Jeff Immelt, CEO of General Electric, has said that anyone could have run the corporation in the 1990s. Conditions were so favorable that “a dog could have run GE” he claims. Not very flattering for his predecessor, Jack Welch!
Still, leadership is certainly easier when the economic outlook is good. The real test is during an economic downturn and given the difficult past 5 years books of this sort are more than welcome.
Peter Lorange has had one of the most illustrious careers in academia. Having begun his career teaching at MIT Sloan School of Management and Wharton, he then went on to become President of BI, Oslo and then IMD, Lausanne. He retired from this last position in 2009 but instead of dedicating his time to golf he bought the GSBA, Zurich and renamed it the Lorange Institute of Business. You might conclude that he has quite a bit to say on leadership and you would be right. This is an excellent book.
Filed under Book Review, Business, Business Schools, Careers, Education, Entrepreneurship, Higher Education, Innovation, Leadership, Management, MBA, Strategy
A disappointing silver medal
This week an American athlete twittered that getting coming second just meant that you were the best of the losers. It is easy to understand his disappointment. Most silver medalists will have begun their completion thinking that they had a realistic chance of walking away with gold. Their emotions will have no doubt been mixed as they stood listening to the national anthem of another nation.

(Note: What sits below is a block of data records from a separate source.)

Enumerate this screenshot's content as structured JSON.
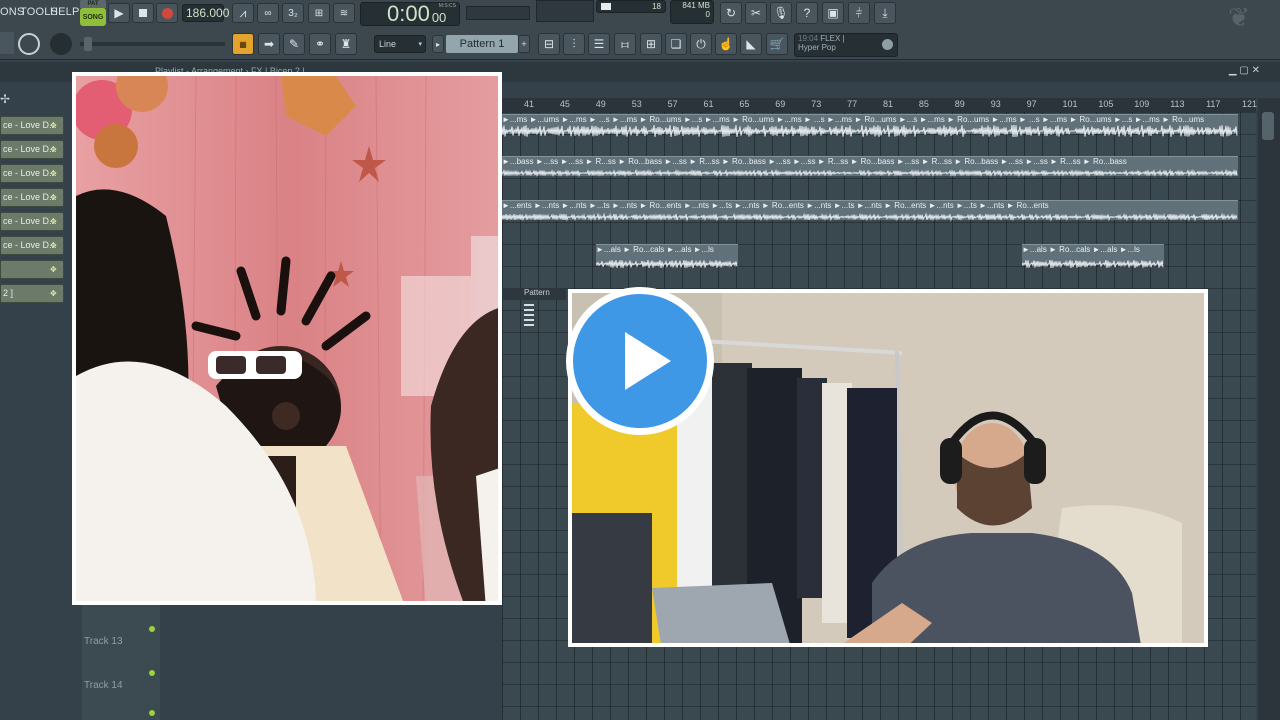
{
  "menu": {
    "items": [
      "ONS",
      "TOOLS",
      "HELP"
    ]
  },
  "transport": {
    "song_mode_label": "SONG",
    "pattern_mode_label": "PAT",
    "tempo": "186.000",
    "time_main": "0:00",
    "time_sub": "00",
    "time_unit": "M:S:CS",
    "cpu_value": "18",
    "memory": "841 MB",
    "voices": "0"
  },
  "toolbar2": {
    "snap_label": "Line",
    "pattern_label": "Pattern 1",
    "plugin_news": "FLEX |",
    "plugin_preset": "Hyper Pop",
    "news_prefix": "19:04"
  },
  "playlist": {
    "title": "Playlist - Arrangement › FX | Bicep 2 |",
    "ruler": [
      "41",
      "45",
      "49",
      "53",
      "57",
      "61",
      "65",
      "69",
      "73",
      "77",
      "81",
      "85",
      "89",
      "93",
      "97",
      "101",
      "105",
      "109",
      "113",
      "117",
      "121"
    ],
    "tracks": [
      {
        "label": "ce - Love D..."
      },
      {
        "label": "ce - Love D..."
      },
      {
        "label": "ce - Love D..."
      },
      {
        "label": "ce - Love D..."
      },
      {
        "label": "ce - Love D..."
      },
      {
        "label": "ce - Love D..."
      },
      {
        "label": ""
      },
      {
        "label": "2 ]"
      }
    ],
    "clip_rows": [
      {
        "text": "►...ms ►...ums ►...ms ► ...s ►...ms ► Ro...ums ►...s ►...ms ► Ro...ums ►...ms ► ...s ►...ms ► Ro...ums ►...s ►...ms ► Ro...ums ►...ms ► ...s ►...ms ► Ro...ums ►...s ►...ms ► Ro...ums"
      },
      {
        "text": "►...bass ►...ss ►...ss ► R...ss ► Ro...bass ►...ss ► R...ss ► Ro...bass ►...ss ►...ss ► R...ss ► Ro...bass ►...ss ► R...ss ► Ro...bass ►...ss ►...ss ► R...ss ► Ro...bass"
      },
      {
        "text": "►...ents ►...nts ►...nts ►...ts ►...nts ► Ro...ents ►...nts ►...ts ►...nts ► Ro...ents ►...nts ►...ts ►...nts ► Ro...ents ►...nts ►...ts ►...nts ► Ro...ents"
      }
    ],
    "vocal_clip_text": "►...als ► Ro...cals ►...als ►...ls",
    "pattern_tab_label": "Pattern",
    "lower_tracks": [
      "Track 13",
      "Track 14"
    ]
  },
  "colors": {
    "accent_song": "#8fbf39",
    "play_button": "#3f98e6",
    "clip": "#60717a",
    "background": "#34414a"
  },
  "icons": [
    "play-icon",
    "stop-icon",
    "record-icon",
    "metronome-icon",
    "typing-keyboard-icon",
    "mixer-icon",
    "piano-roll-icon",
    "browser-icon",
    "save-icon",
    "help-icon",
    "export-icon",
    "fl-logo-icon"
  ]
}
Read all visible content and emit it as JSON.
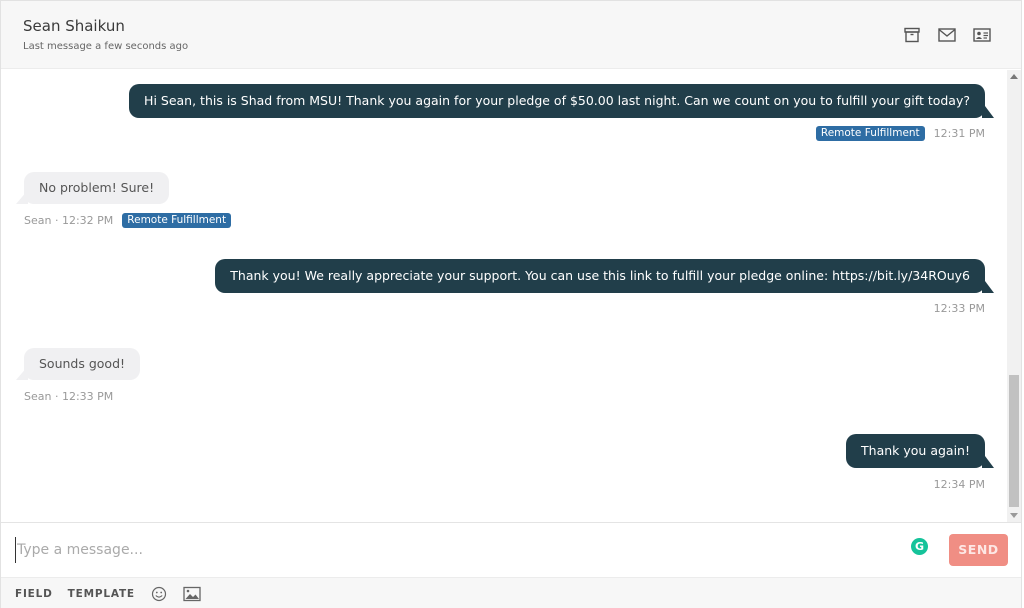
{
  "header": {
    "contact_name": "Sean Shaikun",
    "subtitle": "Last message a few seconds ago",
    "icons": [
      "archive-icon",
      "envelope-icon",
      "contact-card-icon"
    ]
  },
  "messages": [
    {
      "direction": "outgoing",
      "text": "Hi Sean, this is Shad from MSU! Thank you again for your pledge of $50.00 last night. Can we count on you to fulfill your gift today?",
      "badge": "Remote Fulfillment",
      "time": "12:31 PM"
    },
    {
      "direction": "incoming",
      "text": "No problem! Sure!",
      "sender_meta": "Sean · 12:32 PM",
      "badge": "Remote Fulfillment"
    },
    {
      "direction": "outgoing",
      "text": "Thank you! We really appreciate your support. You can use this link to fulfill your pledge online: https://bit.ly/34ROuy6",
      "time": "12:33 PM"
    },
    {
      "direction": "incoming",
      "text": "Sounds good!",
      "sender_meta": "Sean · 12:33 PM"
    },
    {
      "direction": "outgoing",
      "text": "Thank you again!",
      "time": "12:34 PM"
    }
  ],
  "composer": {
    "placeholder": "Type a message...",
    "value": "",
    "grammarly_glyph": "G",
    "send_label": "SEND"
  },
  "toolbar": {
    "field_label": "FIELD",
    "template_label": "TEMPLATE",
    "icons": [
      "emoji-icon",
      "image-icon"
    ]
  },
  "colors": {
    "outgoing_bubble": "#213e4a",
    "incoming_bubble": "#f0f0f2",
    "badge": "#2e6da4",
    "send_button": "#f08e84",
    "grammarly": "#15c39a"
  }
}
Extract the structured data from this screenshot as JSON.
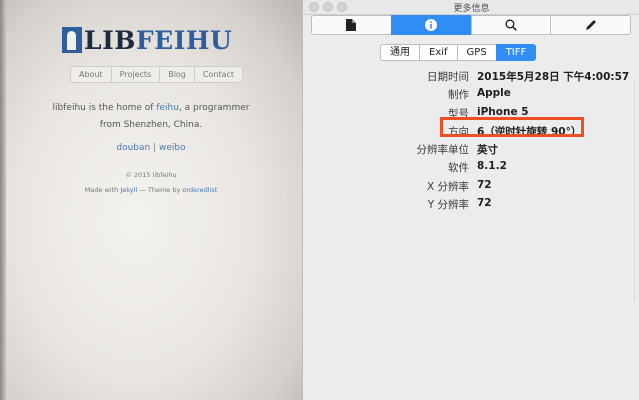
{
  "photo": {
    "logo": {
      "part1": "LIB",
      "part2": "FEIHU"
    },
    "nav": [
      "About",
      "Projects",
      "Blog",
      "Contact"
    ],
    "intro": {
      "pre": "libfeihu is the home of ",
      "link": "feihu",
      "post": ", a programmer",
      "line2": "from Shenzhen, China."
    },
    "social": {
      "douban": "douban",
      "sep": " | ",
      "weibo": "weibo"
    },
    "copyright": "© 2015 libfeihu",
    "credit": {
      "pre": "Made with ",
      "jekyll": "Jekyll",
      "mid": " — Theme by ",
      "theme": "orderedlist"
    }
  },
  "window": {
    "title": "更多信息",
    "toolbar": [
      {
        "icon": "document-icon"
      },
      {
        "icon": "info-icon",
        "active": true
      },
      {
        "icon": "search-icon"
      },
      {
        "icon": "pencil-icon"
      }
    ],
    "tabs": [
      {
        "label": "通用"
      },
      {
        "label": "Exif"
      },
      {
        "label": "GPS"
      },
      {
        "label": "TIFF",
        "active": true
      }
    ],
    "rows": [
      {
        "key": "日期时间",
        "value": "2015年5月28日 下午4:00:57"
      },
      {
        "key": "制作",
        "value": "Apple"
      },
      {
        "key": "型号",
        "value": "iPhone 5"
      },
      {
        "key": "方向",
        "value": "6（逆时针旋转 90°）"
      },
      {
        "key": "分辨率单位",
        "value": "英寸"
      },
      {
        "key": "软件",
        "value": "8.1.2"
      },
      {
        "key": "X 分辨率",
        "value": "72"
      },
      {
        "key": "Y 分辨率",
        "value": "72"
      }
    ],
    "highlight_color": "#f04e24",
    "accent_color": "#2f8df3"
  }
}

From Victoria Komova of Russia (Gymnastics) to India’s Vijay Kumar (Shooting) to Ryosuke Irie of Japan (Swimming), there was a certain air of sadness as they received their silver reward for all those years of work. Even Michael Phelps had a glum look after he received his silver medal in Men’s 200m Butterfly (despite being the Olympic’s most successful competitor). The Australian press is currently lamenting the poor performance of the nation despite having won 12 silver medals (but only two gold).